What lines in the entries hold the string "JSON"? List them.

- _Entries provided_

- Opening Delimiter -

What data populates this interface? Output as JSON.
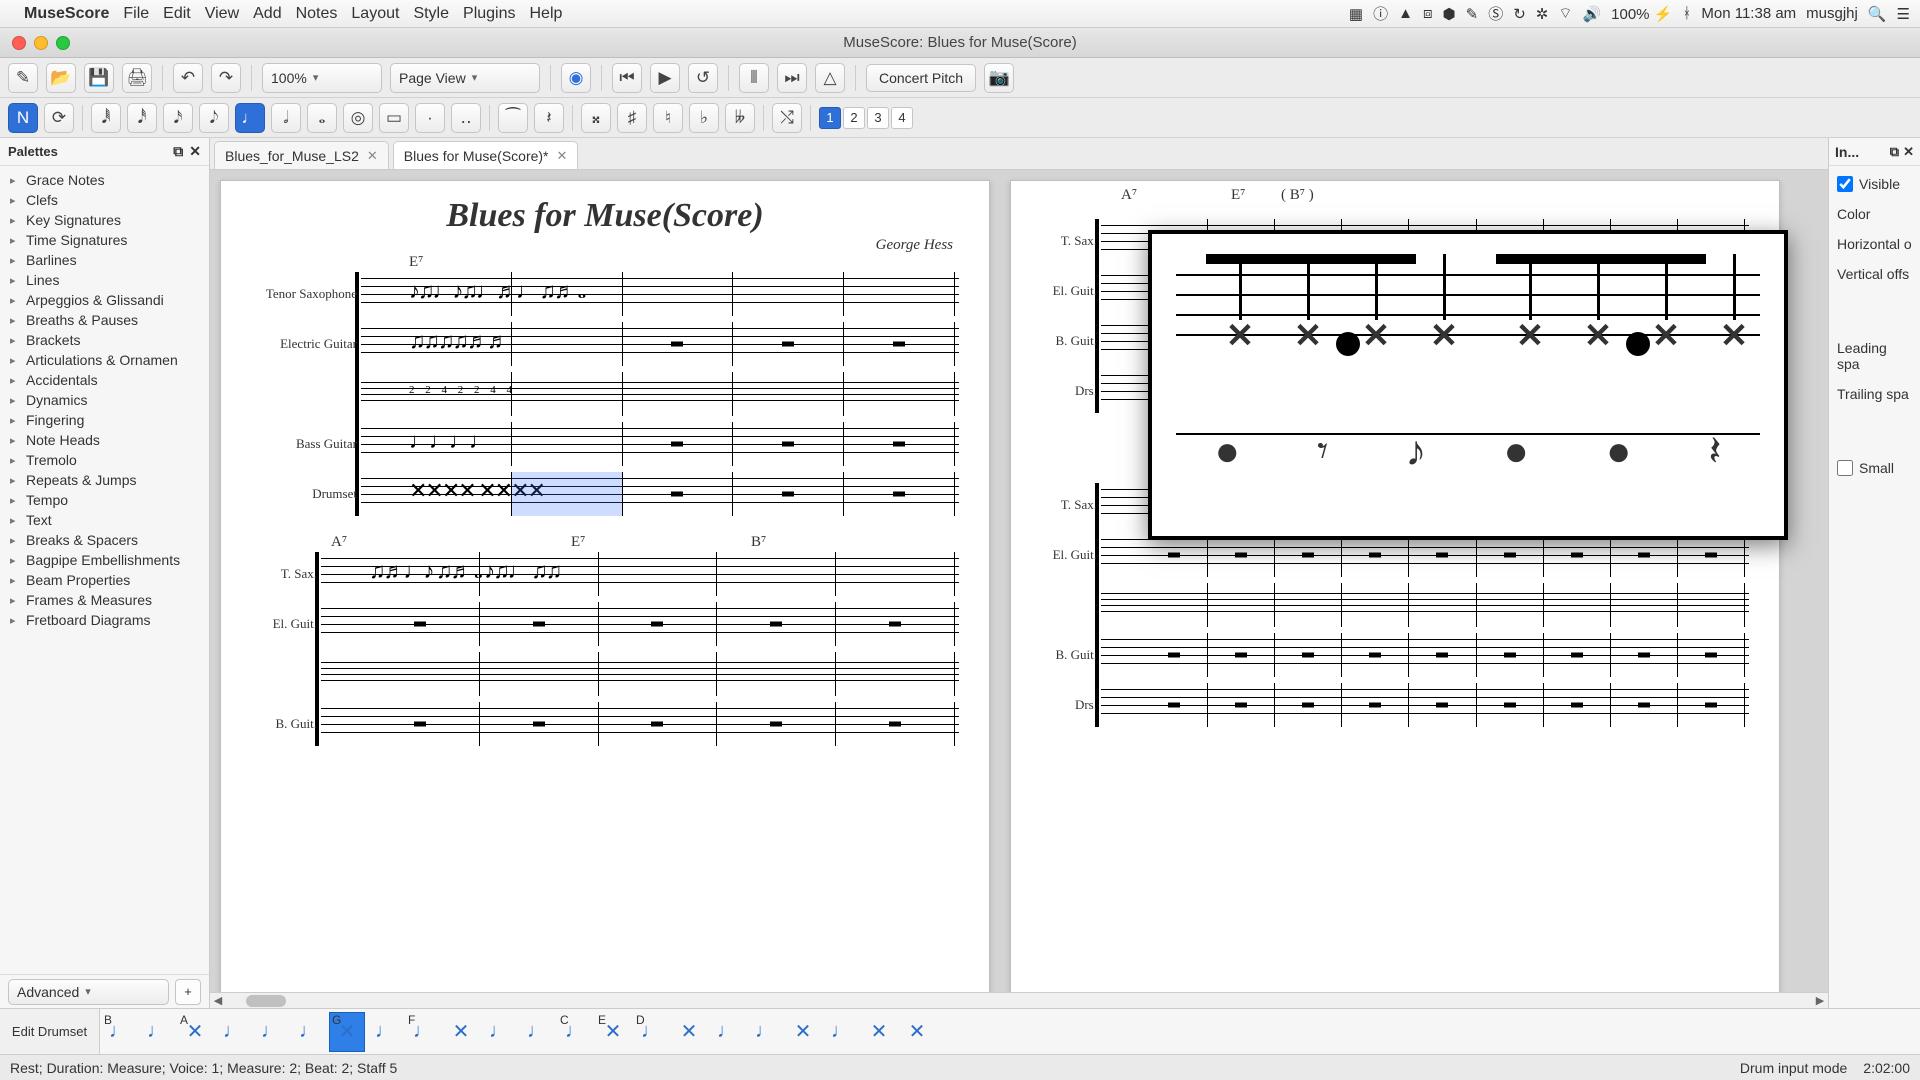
{
  "menubar": {
    "appname": "MuseScore",
    "items": [
      "File",
      "Edit",
      "View",
      "Add",
      "Notes",
      "Layout",
      "Style",
      "Plugins",
      "Help"
    ],
    "right_icons": [
      "▣",
      "ⓘ",
      "☁",
      "⌘",
      "⬢",
      "⬣",
      "◈",
      "§",
      "↻",
      "✲",
      "�까",
      "🔊"
    ],
    "battery": "100% ⚡",
    "bt": "ᚼ",
    "clock": "Mon 11:38 am",
    "user": "musgjhj",
    "search_icon": "🔍",
    "menu_icon": "☰"
  },
  "titlebar": {
    "title": "MuseScore: Blues for Muse(Score)"
  },
  "toolbar1": {
    "zoom": "100%",
    "viewmode": "Page View",
    "concert_pitch": "Concert Pitch"
  },
  "voices": [
    "1",
    "2",
    "3",
    "4"
  ],
  "tabs": [
    {
      "label": "Blues_for_Muse_LS2",
      "active": false
    },
    {
      "label": "Blues for Muse(Score)*",
      "active": true
    }
  ],
  "palette": {
    "title": "Palettes",
    "items": [
      "Grace Notes",
      "Clefs",
      "Key Signatures",
      "Time Signatures",
      "Barlines",
      "Lines",
      "Arpeggios & Glissandi",
      "Breaths & Pauses",
      "Brackets",
      "Articulations & Ornamen",
      "Accidentals",
      "Dynamics",
      "Fingering",
      "Note Heads",
      "Tremolo",
      "Repeats & Jumps",
      "Tempo",
      "Text",
      "Breaks & Spacers",
      "Bagpipe Embellishments",
      "Beam Properties",
      "Frames & Measures",
      "Fretboard Diagrams"
    ],
    "workspace": "Advanced"
  },
  "score": {
    "title": "Blues for Muse(Score)",
    "composer": "George Hess",
    "left_systems": [
      {
        "chords": [
          "E⁷"
        ],
        "staves": [
          {
            "label": "Tenor Saxophone",
            "content": "notes"
          },
          {
            "label": "Electric Guitar",
            "content": "notes"
          },
          {
            "label": "",
            "content": "tab"
          },
          {
            "label": "Bass Guitar",
            "content": "notes"
          },
          {
            "label": "Drumset",
            "content": "perc",
            "selected_measure": 2
          }
        ]
      },
      {
        "chords": [
          "A⁷",
          "",
          "E⁷",
          "",
          "B⁷"
        ],
        "staves": [
          {
            "label": "T. Sax.",
            "content": "notes"
          },
          {
            "label": "El. Guit.",
            "content": "rest"
          },
          {
            "label": "",
            "content": "tab"
          },
          {
            "label": "B. Guit.",
            "content": "rest"
          }
        ]
      }
    ],
    "right_chords": [
      "A⁷",
      "E⁷",
      "( B⁷ )"
    ],
    "right_labels_top": [
      "T. Sax.",
      "El. Guit.",
      "B. Guit.",
      "Drs."
    ],
    "right_labels_mid": [
      "T. Sax.",
      "El. Guit.",
      "B. Guit.",
      "Drs."
    ]
  },
  "inspector": {
    "title": "In...",
    "visible": "Visible",
    "color": "Color",
    "hoff": "Horizontal o",
    "voff": "Vertical offs",
    "lead": "Leading spa",
    "trail": "Trailing spa",
    "small": "Small"
  },
  "drumbar": {
    "edit": "Edit Drumset",
    "slots": [
      {
        "letter": "B",
        "head": "♩",
        "sel": false
      },
      {
        "letter": "",
        "head": "♩",
        "sel": false
      },
      {
        "letter": "A",
        "head": "✕",
        "sel": false
      },
      {
        "letter": "",
        "head": "♩",
        "sel": false
      },
      {
        "letter": "",
        "head": "♩",
        "sel": false
      },
      {
        "letter": "",
        "head": "♩",
        "sel": false
      },
      {
        "letter": "G",
        "head": "✕",
        "sel": true
      },
      {
        "letter": "",
        "head": "♩",
        "sel": false
      },
      {
        "letter": "F",
        "head": "♩",
        "sel": false
      },
      {
        "letter": "",
        "head": "✕",
        "sel": false
      },
      {
        "letter": "",
        "head": "♩",
        "sel": false
      },
      {
        "letter": "",
        "head": "♩",
        "sel": false
      },
      {
        "letter": "C",
        "head": "♩",
        "sel": false
      },
      {
        "letter": "E",
        "head": "✕",
        "sel": false
      },
      {
        "letter": "D",
        "head": "♩",
        "sel": false
      },
      {
        "letter": "",
        "head": "✕",
        "sel": false
      },
      {
        "letter": "",
        "head": "♩",
        "sel": false
      },
      {
        "letter": "",
        "head": "♩",
        "sel": false
      },
      {
        "letter": "",
        "head": "✕",
        "sel": false
      },
      {
        "letter": "",
        "head": "♩",
        "sel": false
      },
      {
        "letter": "",
        "head": "✕",
        "sel": false
      },
      {
        "letter": "",
        "head": "✕",
        "sel": false
      }
    ]
  },
  "status": {
    "left": "Rest; Duration: Measure; Voice: 1;   Measure: 2; Beat: 2; Staff 5",
    "mode": "Drum input mode",
    "time": "2:02:00"
  }
}
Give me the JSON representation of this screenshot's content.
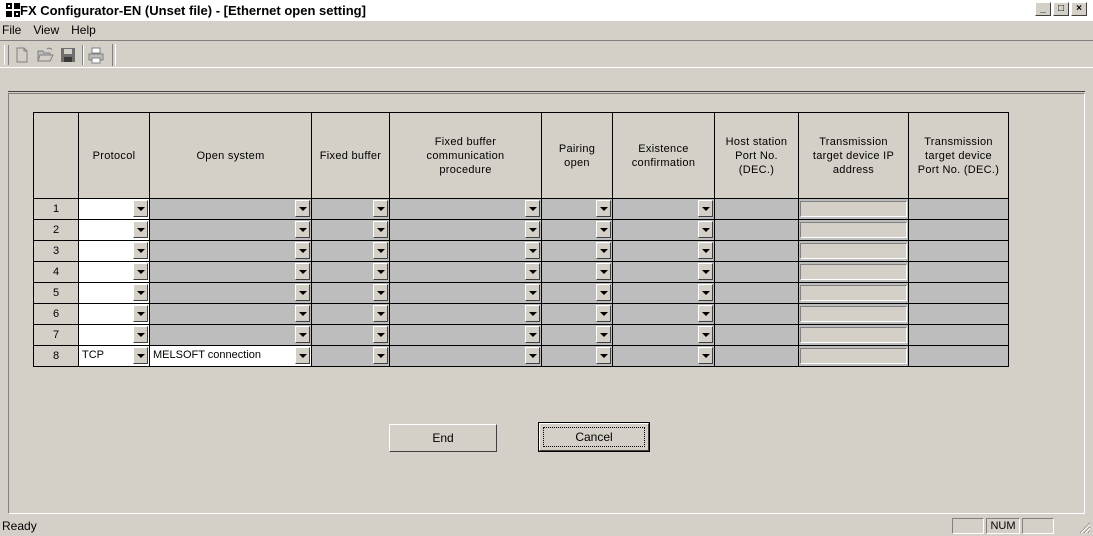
{
  "window": {
    "title": "FX Configurator-EN (Unset file) - [Ethernet open setting]",
    "controls": {
      "minimize": "_",
      "maximize": "□",
      "close": "×"
    }
  },
  "menu": [
    "File",
    "View",
    "Help"
  ],
  "toolbar": {
    "icons": [
      "new-file-icon",
      "open-folder-icon",
      "save-disk-icon",
      "print-icon"
    ]
  },
  "table": {
    "headers": [
      "Protocol",
      "Open system",
      "Fixed buffer",
      "Fixed buffer communication procedure",
      "Pairing open",
      "Existence confirmation",
      "Host station Port No. (DEC.)",
      "Transmission target device IP address",
      "Transmission target device Port No. (DEC.)"
    ],
    "rows": [
      {
        "no": "1",
        "protocol": "",
        "open_system": ""
      },
      {
        "no": "2",
        "protocol": "",
        "open_system": ""
      },
      {
        "no": "3",
        "protocol": "",
        "open_system": ""
      },
      {
        "no": "4",
        "protocol": "",
        "open_system": ""
      },
      {
        "no": "5",
        "protocol": "",
        "open_system": ""
      },
      {
        "no": "6",
        "protocol": "",
        "open_system": ""
      },
      {
        "no": "7",
        "protocol": "",
        "open_system": ""
      },
      {
        "no": "8",
        "protocol": "TCP",
        "open_system": "MELSOFT connection"
      }
    ]
  },
  "buttons": {
    "end": "End",
    "cancel": "Cancel"
  },
  "status": {
    "text": "Ready",
    "num": "NUM"
  },
  "colors": {
    "face": "#d4d0c8",
    "disabled_cell": "#bdbdbd"
  }
}
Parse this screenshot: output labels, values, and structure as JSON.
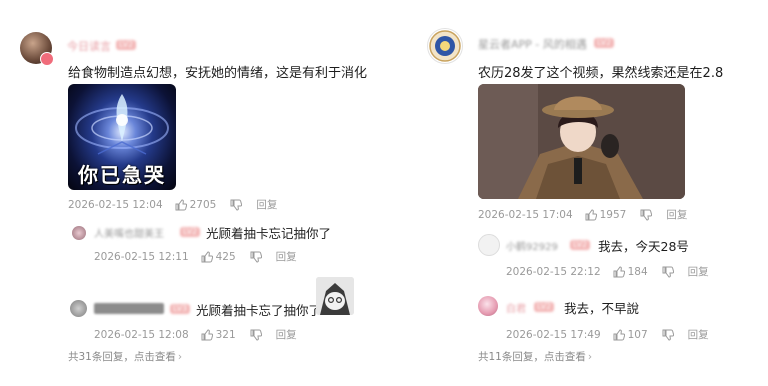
{
  "left": {
    "main": {
      "username": "今日读言",
      "level_badge": "LV2",
      "text": "给食物制造点幻想，安抚她的情绪，这是有利于消化",
      "meme_caption": "你已急哭",
      "date": "2026-02-15 12:04",
      "likes": "2705",
      "reply_label": "回复"
    },
    "reply1": {
      "username": "人美嘴也甜美王",
      "level_badge": "LV2",
      "text": "光顾着抽卡忘记抽你了",
      "date": "2026-02-15 12:11",
      "likes": "425",
      "reply_label": "回复"
    },
    "reply2": {
      "level_badge": "LV3",
      "text": "光顾着抽卡忘了抽你了",
      "date": "2026-02-15 12:08",
      "likes": "321",
      "reply_label": "回复"
    },
    "footer": "共31条回复，点击查看"
  },
  "right": {
    "main": {
      "username": "星云者APP - 风的相遇",
      "level_badge": "LV2",
      "text": "农历28发了这个视频，果然线索还是在2.8",
      "date": "2026-02-15 17:04",
      "likes": "1957",
      "reply_label": "回复"
    },
    "reply1": {
      "username": "小鹤92929",
      "level_badge": "LV2",
      "text": "我去，今天28号",
      "date": "2026-02-15 22:12",
      "likes": "184",
      "reply_label": "回复"
    },
    "reply2": {
      "username": "白君",
      "level_badge": "LV2",
      "text": "我去，不早說",
      "date": "2026-02-15 17:49",
      "likes": "107",
      "reply_label": "回复"
    },
    "footer": "共11条回复，点击查看"
  }
}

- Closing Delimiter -

- _Solution_
What data populates this interface? Output as JSON.
Give me the JSON representation of this screenshot's content.
Parse this screenshot: output labels, values, and structure as JSON.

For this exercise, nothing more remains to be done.